So, a trip to the killing fields in Phnom Penh Cambodia was little more than something to do in the morning before going for a nice lunch. I don’t mean that to sound heartless but that’s about the amount of importance I had placed upon it. I also employed my usual method of hiding any discomfort I feel with a situation by making stupid jokes about it.
A soon as we arrived, I felt that this was going to have more of an affect on me than I’d initially thought. There was a stillness and a quiet calm that seemed to permeate the air and I instantly knew that this place was going to affect me. Just walking through the entrance was enough to bring a lump to my throat and I could see I wasn’t the only one feeling this way. People seemed to be in their own worlds, trying to take in what they were seeing and hearing.

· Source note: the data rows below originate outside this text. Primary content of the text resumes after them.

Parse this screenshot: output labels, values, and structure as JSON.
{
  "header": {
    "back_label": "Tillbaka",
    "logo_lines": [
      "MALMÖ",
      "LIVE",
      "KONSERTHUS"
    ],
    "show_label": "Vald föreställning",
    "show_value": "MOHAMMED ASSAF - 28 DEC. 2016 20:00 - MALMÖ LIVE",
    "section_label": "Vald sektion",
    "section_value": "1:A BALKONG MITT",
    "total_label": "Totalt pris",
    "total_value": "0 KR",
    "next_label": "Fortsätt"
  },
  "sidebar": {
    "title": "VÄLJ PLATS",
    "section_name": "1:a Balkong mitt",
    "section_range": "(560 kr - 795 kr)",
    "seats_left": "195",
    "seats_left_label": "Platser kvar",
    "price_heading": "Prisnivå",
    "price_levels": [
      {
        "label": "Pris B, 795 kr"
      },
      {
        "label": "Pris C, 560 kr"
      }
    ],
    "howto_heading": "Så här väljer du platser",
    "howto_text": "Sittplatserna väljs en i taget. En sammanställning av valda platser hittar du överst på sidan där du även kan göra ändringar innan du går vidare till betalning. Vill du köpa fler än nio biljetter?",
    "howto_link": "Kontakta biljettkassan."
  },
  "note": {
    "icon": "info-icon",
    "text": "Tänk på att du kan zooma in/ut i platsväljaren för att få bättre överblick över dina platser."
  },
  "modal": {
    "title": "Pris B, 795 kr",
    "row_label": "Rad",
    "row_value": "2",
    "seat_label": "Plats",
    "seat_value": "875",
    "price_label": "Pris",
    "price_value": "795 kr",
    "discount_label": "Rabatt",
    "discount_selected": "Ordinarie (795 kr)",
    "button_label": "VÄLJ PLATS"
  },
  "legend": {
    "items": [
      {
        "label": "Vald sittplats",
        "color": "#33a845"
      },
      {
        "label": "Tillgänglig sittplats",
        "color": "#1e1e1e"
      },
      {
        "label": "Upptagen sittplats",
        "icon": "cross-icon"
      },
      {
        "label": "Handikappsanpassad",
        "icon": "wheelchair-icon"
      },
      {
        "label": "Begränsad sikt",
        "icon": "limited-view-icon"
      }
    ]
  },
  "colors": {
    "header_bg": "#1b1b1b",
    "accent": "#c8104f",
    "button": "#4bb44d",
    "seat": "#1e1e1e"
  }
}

The “tour” for want of a better word includes a headset that gives you information about each point as well as some well thought out music and plenty of interviews with survivors and other people who have been affected by the atrocities that occurred here.
For those that don’t know, The Killing Fields are a number of sites in Cambodia where large numbers of people were killed and buried by the Khmer Rouge regime, during its rule of the country from 1975 to 1979. More information here

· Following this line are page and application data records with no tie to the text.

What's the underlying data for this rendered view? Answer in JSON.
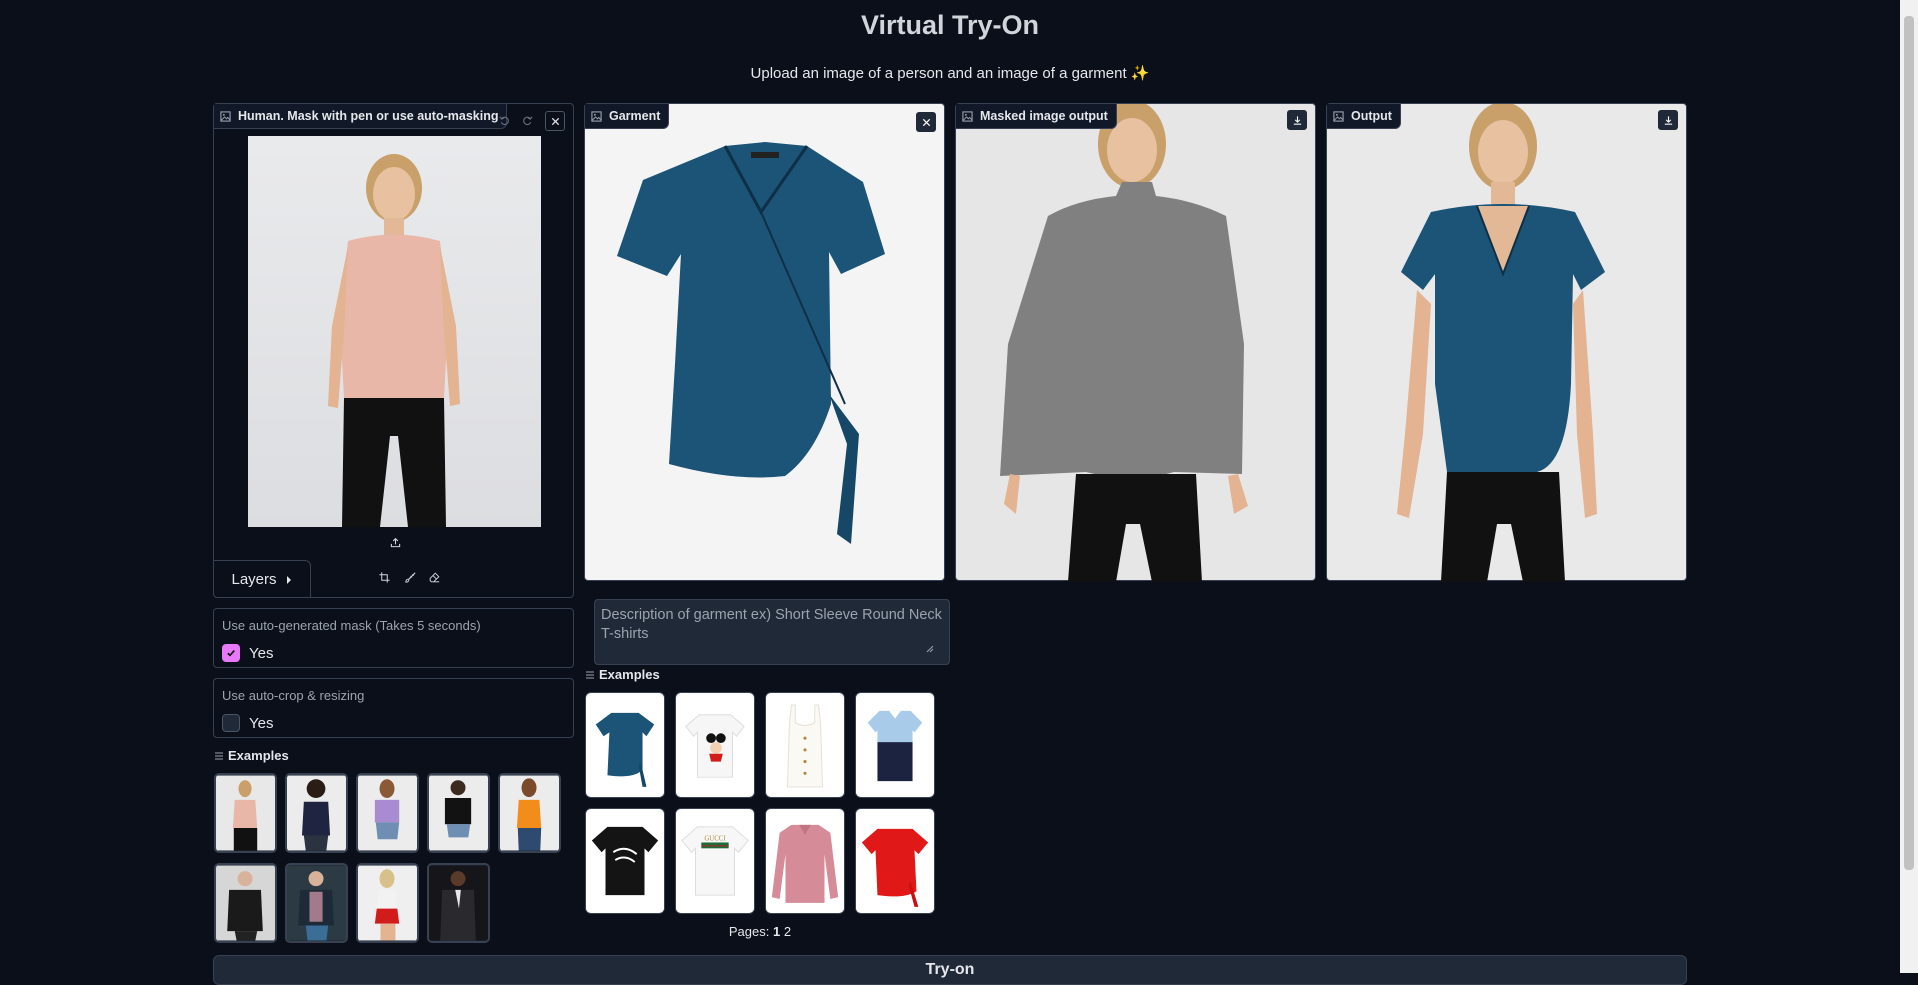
{
  "header": {
    "title": "Virtual Try-On",
    "subtitle": "Upload an image of a person and an image of a garment ✨"
  },
  "human_panel": {
    "label": "Human. Mask with pen or use auto-masking",
    "layers_label": "Layers",
    "icons": [
      "image-icon",
      "undo-icon",
      "redo-icon",
      "close-icon",
      "upload-icon",
      "crop-icon",
      "brush-icon",
      "eraser-icon"
    ]
  },
  "garment_panel": {
    "label": "Garment"
  },
  "masked_panel": {
    "label": "Masked image output"
  },
  "output_panel": {
    "label": "Output"
  },
  "options": {
    "auto_mask": {
      "info": "Use auto-generated mask (Takes 5 seconds)",
      "choice": "Yes",
      "checked": true
    },
    "auto_crop": {
      "info": "Use auto-crop & resizing",
      "choice": "Yes",
      "checked": false
    }
  },
  "human_examples": {
    "title": "Examples",
    "count": 9
  },
  "garment_description": {
    "placeholder": "Description of garment ex) Short Sleeve Round Neck T-shirts"
  },
  "garment_examples": {
    "title": "Examples",
    "pages_label": "Pages:",
    "current_page": "1",
    "other_page": "2",
    "items": [
      "blue velvet wrap top",
      "white Minnie Mouse t-shirt",
      "white buttoned camisole",
      "navy and light blue polo",
      "black Stüssy t-shirt",
      "white GUCCI t-shirt",
      "pink long sleeve shirt",
      "red tie-waist t-shirt"
    ]
  },
  "submit": {
    "label": "Try-on"
  },
  "colors": {
    "background": "#0b0f19",
    "accent": "#e879f9",
    "border": "#374151",
    "garment_blue": "#1c5478"
  }
}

We we’re visiting the main site Choeung Ek where approximately 17,000 people were killed during this period. The tour takes you past areas where the killings took place, where prisoners were held, and the actual gravesites themselves.
As you walk around the site, you are reminded of just how recent these events were. Each time it rains, more reminders are brought to the surface; clothing, glasses as well as human teeth and bones. Looking at some of the clothing, you could imagine these people lives and the horror of their deaths.

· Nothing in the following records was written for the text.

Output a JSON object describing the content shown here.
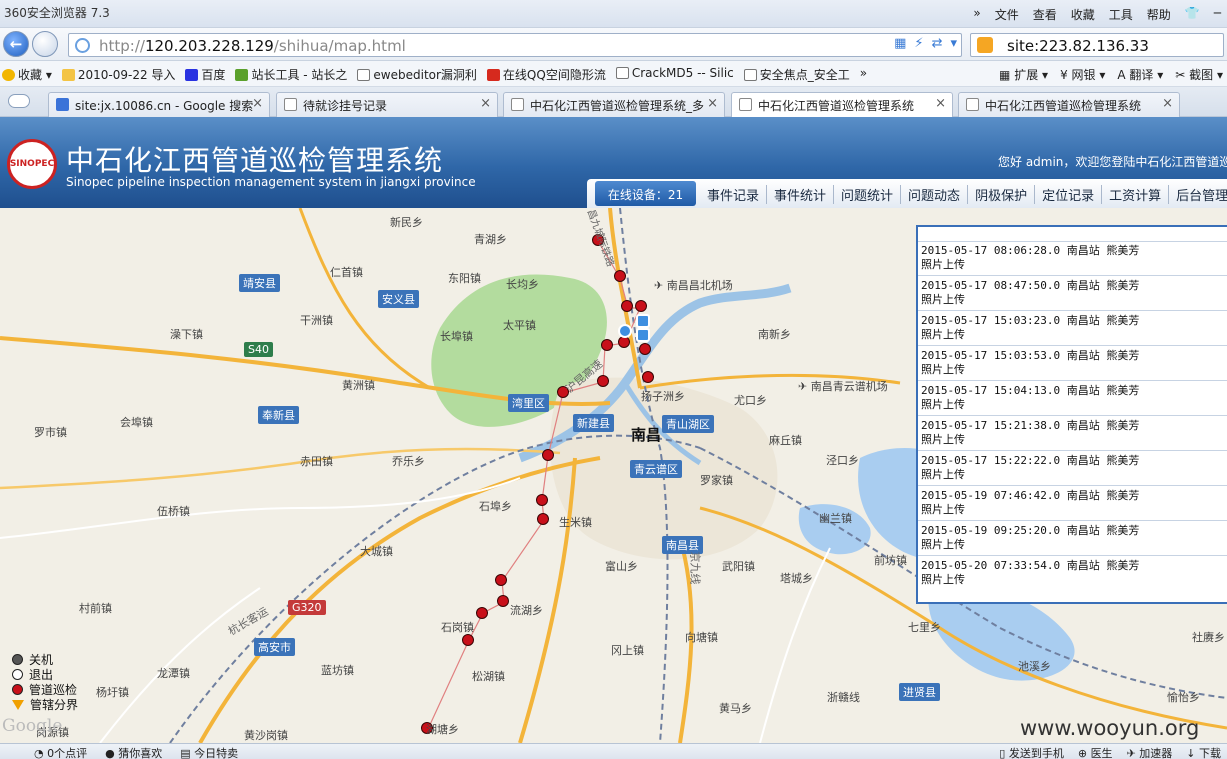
{
  "browser": {
    "title": "360安全浏览器 7.3",
    "menus": [
      "»",
      "文件",
      "查看",
      "收藏",
      "工具",
      "帮助"
    ],
    "url_prefix": "http://",
    "url_host": "120.203.228.129",
    "url_path": "/shihua/map.html",
    "search_query": "site:223.82.136.33",
    "favorites": [
      "收藏",
      "2010-09-22 导入",
      "百度",
      "站长工具 - 站长之",
      "ewebeditor漏洞利",
      "在线QQ空间隐形流",
      "CrackMD5 -- Silic",
      "安全焦点_安全工"
    ],
    "fav_more": "»",
    "toolbar_extras": [
      "扩展",
      "网银",
      "翻译",
      "截图"
    ],
    "tabs": [
      {
        "label": "site:jx.10086.cn - Google 搜索"
      },
      {
        "label": "待就诊挂号记录"
      },
      {
        "label": "中石化江西管道巡检管理系统_多"
      },
      {
        "label": "中石化江西管道巡检管理系统"
      },
      {
        "label": "中石化江西管道巡检管理系统"
      }
    ],
    "tab_close": "×",
    "status_left": [
      "0个点评",
      "猜你喜欢",
      "今日特卖"
    ],
    "status_right": [
      "发送到手机",
      "医生",
      "加速器",
      "下载"
    ]
  },
  "site": {
    "logo_text": "SINOPEC",
    "title": "中石化江西管道巡检管理系统",
    "subtitle": "Sinopec pipeline inspection management system in jiangxi province",
    "welcome": "您好 admin，欢迎您登陆中石化江西管道巡",
    "online_devices": "在线设备：21",
    "menu": [
      "事件记录",
      "事件统计",
      "问题统计",
      "问题动态",
      "阴极保护",
      "定位记录",
      "工资计算",
      "后台管理"
    ]
  },
  "events": [
    {
      "time": "2015-05-17 08:06:28.0",
      "station": "南昌站",
      "person": "熊美芳",
      "action": "照片上传"
    },
    {
      "time": "2015-05-17 08:47:50.0",
      "station": "南昌站",
      "person": "熊美芳",
      "action": "照片上传"
    },
    {
      "time": "2015-05-17 15:03:23.0",
      "station": "南昌站",
      "person": "熊美芳",
      "action": "照片上传"
    },
    {
      "time": "2015-05-17 15:03:53.0",
      "station": "南昌站",
      "person": "熊美芳",
      "action": "照片上传"
    },
    {
      "time": "2015-05-17 15:04:13.0",
      "station": "南昌站",
      "person": "熊美芳",
      "action": "照片上传"
    },
    {
      "time": "2015-05-17 15:21:38.0",
      "station": "南昌站",
      "person": "熊美芳",
      "action": "照片上传"
    },
    {
      "time": "2015-05-17 15:22:22.0",
      "station": "南昌站",
      "person": "熊美芳",
      "action": "照片上传"
    },
    {
      "time": "2015-05-19 07:46:42.0",
      "station": "南昌站",
      "person": "熊美芳",
      "action": "照片上传"
    },
    {
      "time": "2015-05-19 09:25:20.0",
      "station": "南昌站",
      "person": "熊美芳",
      "action": "照片上传"
    },
    {
      "time": "2015-05-20 07:33:54.0",
      "station": "南昌站",
      "person": "熊美芳",
      "action": "照片上传"
    }
  ],
  "legend": [
    {
      "label": "关机",
      "color": "#555555",
      "shape": "dot"
    },
    {
      "label": "退出",
      "color": "#ffffff",
      "shape": "dot"
    },
    {
      "label": "管道巡检",
      "color": "#c8101a",
      "shape": "dot"
    },
    {
      "label": "管辖分界",
      "color": "#f0a000",
      "shape": "triangle"
    }
  ],
  "map": {
    "city": "南昌",
    "places": [
      "新民乡",
      "青湖乡",
      "仁首镇",
      "东阳镇",
      "长均乡",
      "靖安县",
      "安义县",
      "干洲镇",
      "太平镇",
      "南昌昌北机场",
      "澡下镇",
      "长埠镇",
      "南新乡",
      "S40",
      "黄洲镇",
      "湾里区",
      "扬子洲乡",
      "南昌青云谱机场",
      "奉新县",
      "会埠镇",
      "新建县",
      "青山湖区",
      "尤口乡",
      "罗市镇",
      "赤田镇",
      "乔乐乡",
      "麻丘镇",
      "青云谱区",
      "罗家镇",
      "泾口乡",
      "伍桥镇",
      "石埠乡",
      "生米镇",
      "幽兰镇",
      "大城镇",
      "南昌县",
      "富山乡",
      "武阳镇",
      "塔城乡",
      "前坊镇",
      "村前镇",
      "G320",
      "流湖乡",
      "石岗镇",
      "向塘镇",
      "七里乡",
      "社赓乡",
      "高安市",
      "冈上镇",
      "蓝坊镇",
      "龙潭镇",
      "松湖镇",
      "池溪乡",
      "杨圩镇",
      "浙赣线",
      "进贤县",
      "愉怡乡",
      "黄马乡",
      "黄沙岗镇",
      "湖塘乡",
      "岗源镇",
      "南昌",
      "沪昆高速",
      "杭长客运",
      "京九线",
      "昌九城际铁路"
    ],
    "google": "Google",
    "watermark": "www.wooyun.org"
  }
}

The actual gravesites are now just grass and are roped off. A lot of the bodies have been removed for proper burial but there are 100’s still left here in underwater graves. For some reason, one of the graves sites had loads of butterflies on it. Make of that what you will but it did seem to be symbolic in some way.
As you walk around, you come to the back of the killing fields where this is a very peaceful lake. There seems to be a family living on the edge of it in a shack with a young child. Must be a strange place to be brought up.
The tour ends at the Stupa monument. This tall tower houses over 8000 human skulls and is perhaps the most moving reminder of what happened here on the whole tour. It’s kind of beautiful and draws you into it for quiet contemplation. I found it hard to walk away from.
Today, the killing fields strangely beautiful. They are a reminder of what happened, a memorial to those who were brutally killed and perhaps most importantly, a place for future generations to visit and educate themselves about how to ensure this never happens again.